Principal Investigator: Barclay Morrison, Associate Professor, Columbia University Foundation School of Engineering
Clinical and experimental studies have demonstrated that a first concussion or mild traumatic brain injury (mTBI) increases vulnerability to subsequent mTBI, yet the molecular mechanisms remain unknown. We will test the hypothesis that cell death cascades temporally summate after multiple mild brain injuries and overwhelm survival pathways. By examining their time-course in detail, this research will lay the foundation for safe return-to-play guidelines and preventative therapeutics based on the molecular pathobiology of repetitive mTBI.
Balance, balance confidence, prosthetic function and falls in adults with leg amputations
Principal Investigator: Christopher Kevin Wong, Assistant Professor, Columbia University Medical Center Department of Rehabilitative and Regenerative Medicine

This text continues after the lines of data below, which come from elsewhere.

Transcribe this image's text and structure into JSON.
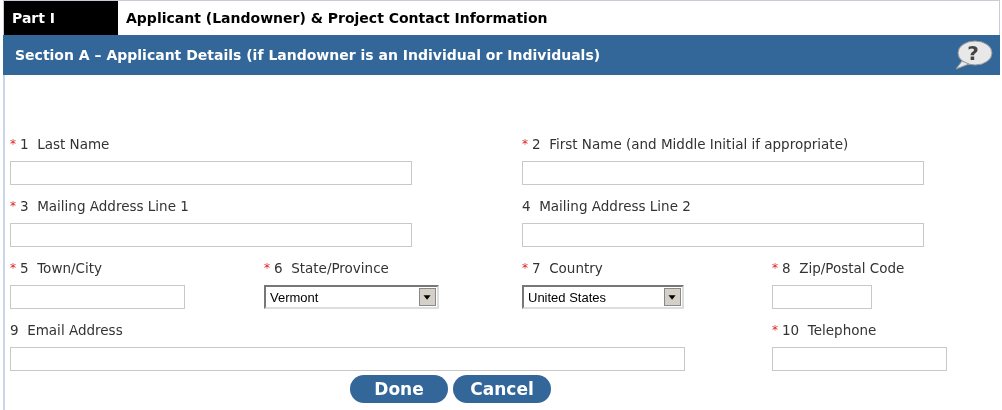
{
  "part": {
    "tag": "Part I",
    "title": "Applicant (Landowner) & Project Contact Information"
  },
  "section": {
    "title": "Section A – Applicant Details (if Landowner is an Individual or Individuals)",
    "help_icon": "?"
  },
  "fields": [
    {
      "kind": "text",
      "required": true,
      "label": "1  Last Name"
    },
    {
      "kind": "text",
      "required": true,
      "label": "2  First Name (and Middle Initial if appropriate)"
    },
    {
      "kind": "text",
      "required": true,
      "label": "3  Mailing Address Line 1"
    },
    {
      "kind": "text",
      "required": false,
      "label": "4  Mailing Address Line 2"
    },
    {
      "kind": "text",
      "required": true,
      "label": "5  Town/City"
    },
    {
      "kind": "select",
      "required": true,
      "label": "6  State/Province",
      "value": "Vermont"
    },
    {
      "kind": "select",
      "required": true,
      "label": "7  Country",
      "value": "United States"
    },
    {
      "kind": "text",
      "required": true,
      "label": "8  Zip/Postal Code"
    },
    {
      "kind": "text",
      "required": false,
      "label": "9  Email Address"
    },
    {
      "kind": "text",
      "required": true,
      "label": "10  Telephone"
    }
  ],
  "required_mark": "*",
  "buttons": [
    "Done",
    "Cancel"
  ]
}
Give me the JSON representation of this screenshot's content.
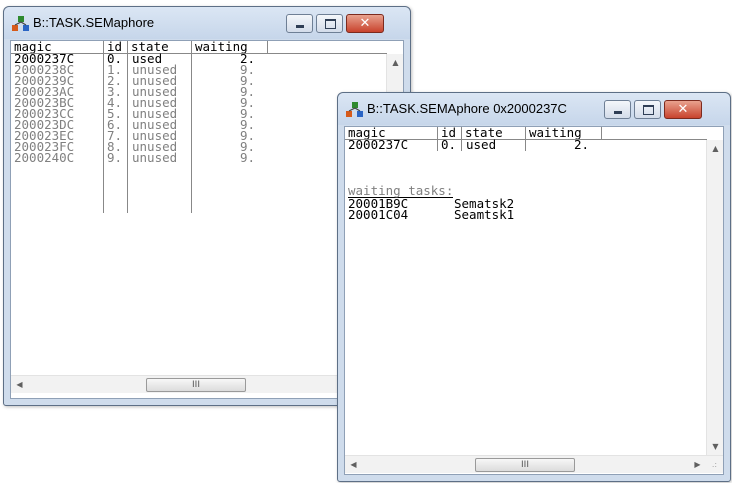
{
  "window1": {
    "title": "B::TASK.SEMaphore",
    "columns": [
      "magic",
      "id",
      "state",
      "waiting"
    ],
    "rows": [
      {
        "magic": "2000237C",
        "id": "0.",
        "state": "used",
        "waiting": "2."
      },
      {
        "magic": "2000238C",
        "id": "1.",
        "state": "unused",
        "waiting": "9."
      },
      {
        "magic": "2000239C",
        "id": "2.",
        "state": "unused",
        "waiting": "9."
      },
      {
        "magic": "200023AC",
        "id": "3.",
        "state": "unused",
        "waiting": "9."
      },
      {
        "magic": "200023BC",
        "id": "4.",
        "state": "unused",
        "waiting": "9."
      },
      {
        "magic": "200023CC",
        "id": "5.",
        "state": "unused",
        "waiting": "9."
      },
      {
        "magic": "200023DC",
        "id": "6.",
        "state": "unused",
        "waiting": "9."
      },
      {
        "magic": "200023EC",
        "id": "7.",
        "state": "unused",
        "waiting": "9."
      },
      {
        "magic": "200023FC",
        "id": "8.",
        "state": "unused",
        "waiting": "9."
      },
      {
        "magic": "2000240C",
        "id": "9.",
        "state": "unused",
        "waiting": "9."
      }
    ],
    "scroll_left": "◀",
    "scroll_up": "▲",
    "thumb_grip": "III"
  },
  "window2": {
    "title": "B::TASK.SEMAphore 0x2000237C",
    "columns": [
      "magic",
      "id",
      "state",
      "waiting"
    ],
    "row": {
      "magic": "2000237C",
      "id": "0.",
      "state": "used",
      "waiting": "2."
    },
    "waiting_label": "waiting tasks:",
    "tasks": [
      {
        "addr": "20001B9C",
        "name": "Sematsk2"
      },
      {
        "addr": "20001C04",
        "name": "Seamtsk1"
      }
    ],
    "scroll_left": "◀",
    "scroll_right": "▶",
    "scroll_up": "▲",
    "scroll_down": "▼",
    "thumb_grip": "III",
    "size_grip": ".:"
  },
  "icons": {
    "app": "trace32-app-icon",
    "minimize": "minimize-icon",
    "maximize": "maximize-icon",
    "close": "close-icon"
  },
  "colors": {
    "used_text": "#000000",
    "unused_text": "#808080",
    "close_button": "#c8432d",
    "titlebar": "#cfdcec"
  }
}
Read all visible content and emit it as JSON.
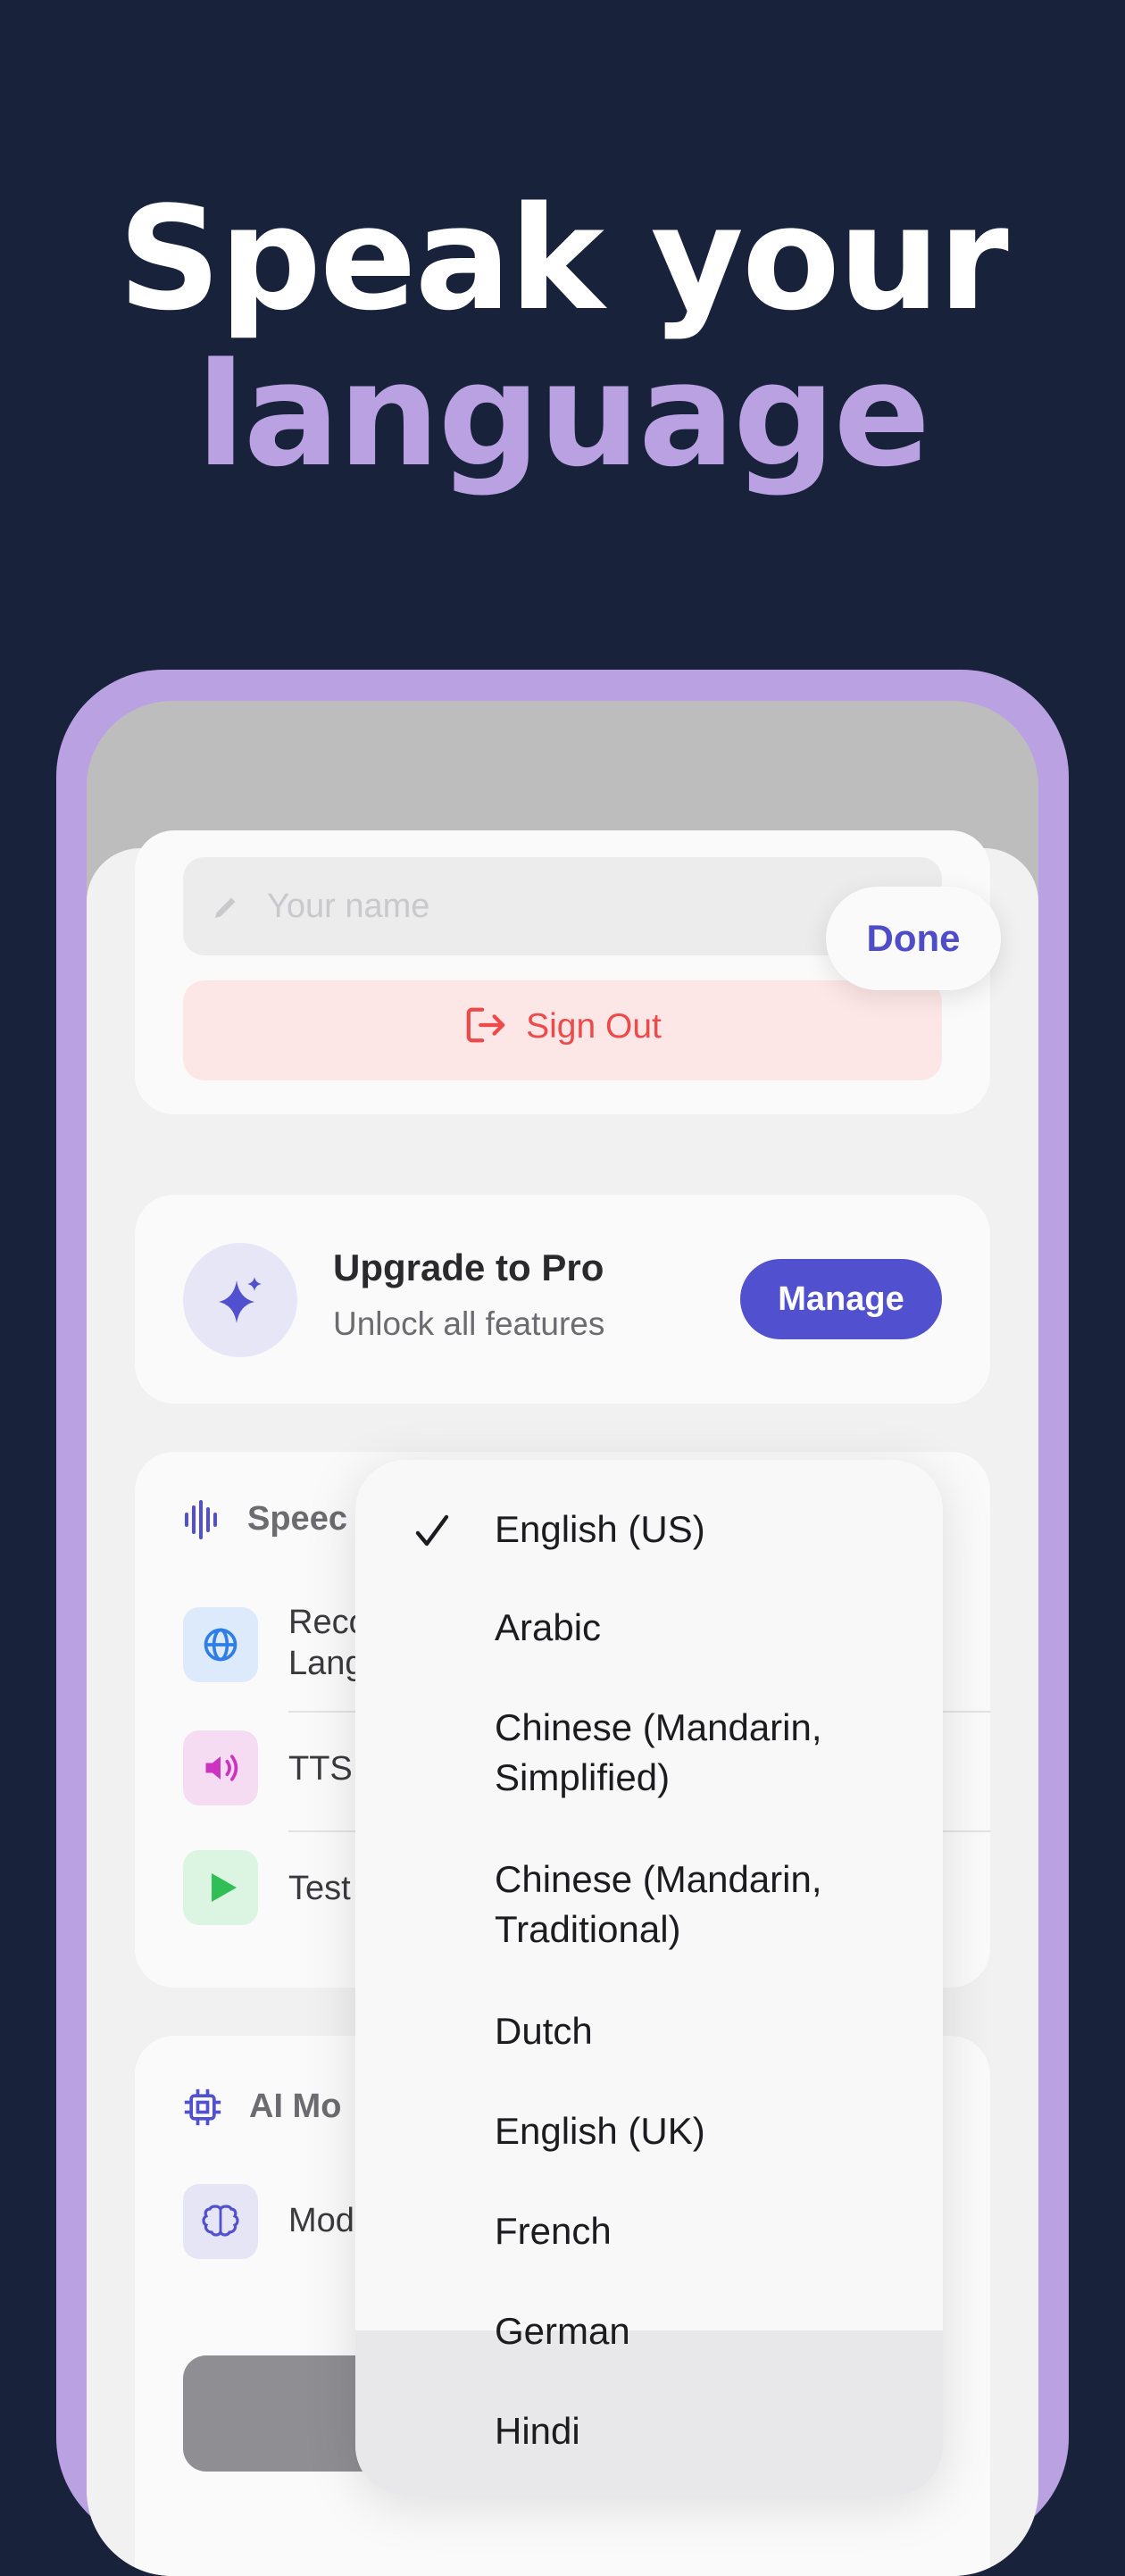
{
  "headline": {
    "line1": "Speak your",
    "line2": "language"
  },
  "profile": {
    "name_placeholder": "Your name",
    "sign_out_label": "Sign Out",
    "done_label": "Done"
  },
  "upgrade": {
    "title": "Upgrade to Pro",
    "subtitle": "Unlock all features",
    "manage_label": "Manage"
  },
  "speech_section": {
    "title": "Speec",
    "rows": [
      {
        "label": "Reco\nLang"
      },
      {
        "label": "TTS"
      },
      {
        "label": "Test"
      }
    ]
  },
  "ai_section": {
    "title": "AI Mo",
    "rows": [
      {
        "label": "Mod"
      }
    ]
  },
  "language_menu": {
    "selected": "English (US)",
    "options": [
      "English (US)",
      "Arabic",
      "Chinese (Mandarin,\nSimplified)",
      "Chinese (Mandarin,\nTraditional)",
      "Dutch",
      "English (UK)",
      "French",
      "German",
      "Hindi"
    ]
  },
  "colors": {
    "background": "#18223a",
    "accent_purple": "#b9a1e2",
    "button_indigo": "#5151cf",
    "sign_out_red": "#ef4a4a"
  }
}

Falls are common among community dwelling older adults and can lead to injury and substantial medical costs. Fall incidence in people with leg amputation living within the community is even higher at 52%, and can increase to 80% per year in adults over 65. While confidence in one’s balance has been associated with falls and prosthetic function in past studies, the relationships between balance ability (measured by the Berg Balance Scale), falls, and prosthetic function remain undetermined. This study will explore the relationships among balance confidence, balance ability, falls, and prosthetic function in people with leg amputations in order to develop a pilot intervention program designed to reduce falls and injury risk.
Safe, Stable and Nurturing Relationships among children suspected of experiencing maltreatment
Principal Investigator: Shakira F Suglia, Assistant Professor, Mailman School of Public Health Department of Epidemiology
Its been widely documented that children who experience maltreatment and neglect are more likely to experience numerous health problems. The National Center for Injury Prevention and Control (NCIPC) has identified, safe, stable and nurturing relationships (SSNR) between caregivers and children as a foundation for the prevention and reduction of child maltreatment and its consequences and has set the study of SSNRs as a research priority. We propose to examine the prevalence and correlates of SSNR behaviors among children referred to the Manhattan Child Advocacy Center at Columbia University for suspicion of child maltreatment. Thus addressing the NCIPC research priority of understanding how SSNRs can prevent and mitigate the effects of child maltreatment.
Incidence and risk factors for injuries among firefighters at the Fire Department of New York (FDNY)
Principal Investigator: Denis Nash, Professor, City University of New York Hunter College School of Public Health
There are approximately 10,000 active firefighters at the Fire Department of New York (FDNY). In 2011, FDNY firefighters responded to roughly 400,000 fires. The overarching objective of this project is to characterize the incidence of and risk factors for severe work-related burn, smoke inhalation, and musculoskeletal injuries through a retrospective cohort analysis of injuries during the last decade, which excludes injuries related to the World Trade Center disaster. Since FDNY is an urban fire department well respected throughout the fire service due to its high call volume, these results should be generalized to other fire departments in urban settings. This project will be carried out by a team of investigators from FDNY, Montefiore Medical Center, the CUNY School of Public Health, and Columbia University’s Mailman School of Public Health.